The offer of an open casket service will likely spark several serious discussions
We wanted to cover a few of the most common topics as well as suggest some ideas for how to decide.
What is meant by open casket?
In traditional funeral practices, the deceased may have done pre-arrangements, or the family of the deceased may have chosen to have a casket. Caskets are the container used to bury the dead or to hold the body for cremation. The family or deceased can choose to have a closed casket, which means the casket is sealed, or an open casket, so the body can be viewed by attendees.
Is an open casket allowed?
Some religious traditions do not allow for viewing of the deceased. Others simply have a personal preference. In certain cases the body may not be able to be restored or reconstructed and an open casket is not a good idea. This could include tragic accidents that caused disfigurement, decomposition or other conditions that could not create a restorative state for the deceased.
Is embalming required on an open casket service?
Typically yes. Embalming is done as a practice to keep the body safe for others to be near it. The embalming process preserves the body, disinfects it and restores appearance that allows for viewing. It postpones the body’s decomposition and brings a bit of color back into the appearance, as do the application of cosmetics. However, the body will likely not look exactly like the person before they passed.
“the body will generally be dressed and made up, giving a life-like appearance. For some, this can be a great source of comfort.

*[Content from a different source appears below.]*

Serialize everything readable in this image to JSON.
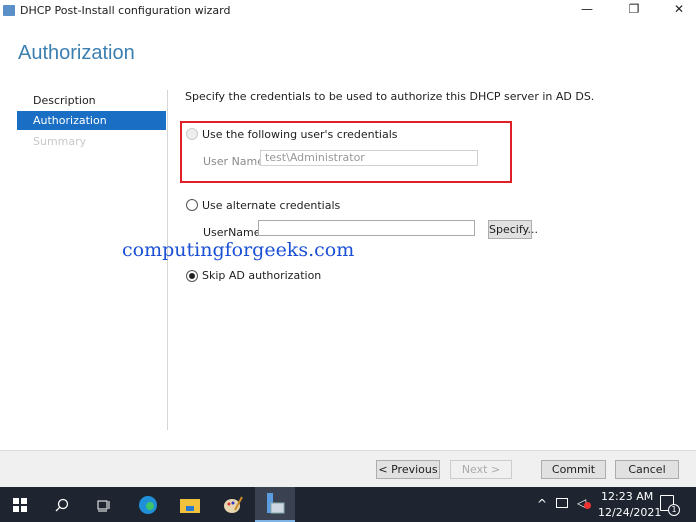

For others, this can be uncomfortable. It is important to know that the body of the deceased will often look different from how the person looked in life.” Source: What to expect in an open casket service
Are there benefits to an open casket?
The largest benefit I have learned is that it helps people come to the reality of the situation. They cannot deny the reality of the death, and it allows them to mourn (and heal through that mourning). For some, it brings closure and helps them see that the dead is not suffering.
Is it ok for kids to go to an open casket service?
It depends on the age and maturity of a child, as well as their past experiences with death and their relationship to the deceased. For example, a child who has already experienced grief and loss through the death of a pet, who was able to process, ask questions and be supported, will likely have less of a problem than one who has not.
Death is scary and hard for some adults, so should be treated in a way that allows the child’s curiosity to lead. Be sure to talk to your child about what to expect before you get there. Typically, parents with children will sit towards the back and allow the children to make a choice about approaching the open casket. They will go up with them, if the child chooses, and they will hold them and talk to them. Only you know your child and what their comfort level is.
Am I required to view the body in an open casket service?
No, there is no obligation or requirement. The funeral service is an opportunity for you to pay your respects, to celebrate the life of the deceased and begin or continue the grieving process. However you choose to participate is up to you. The family has chosen an open casket for their reasons, and everyone handles death differently.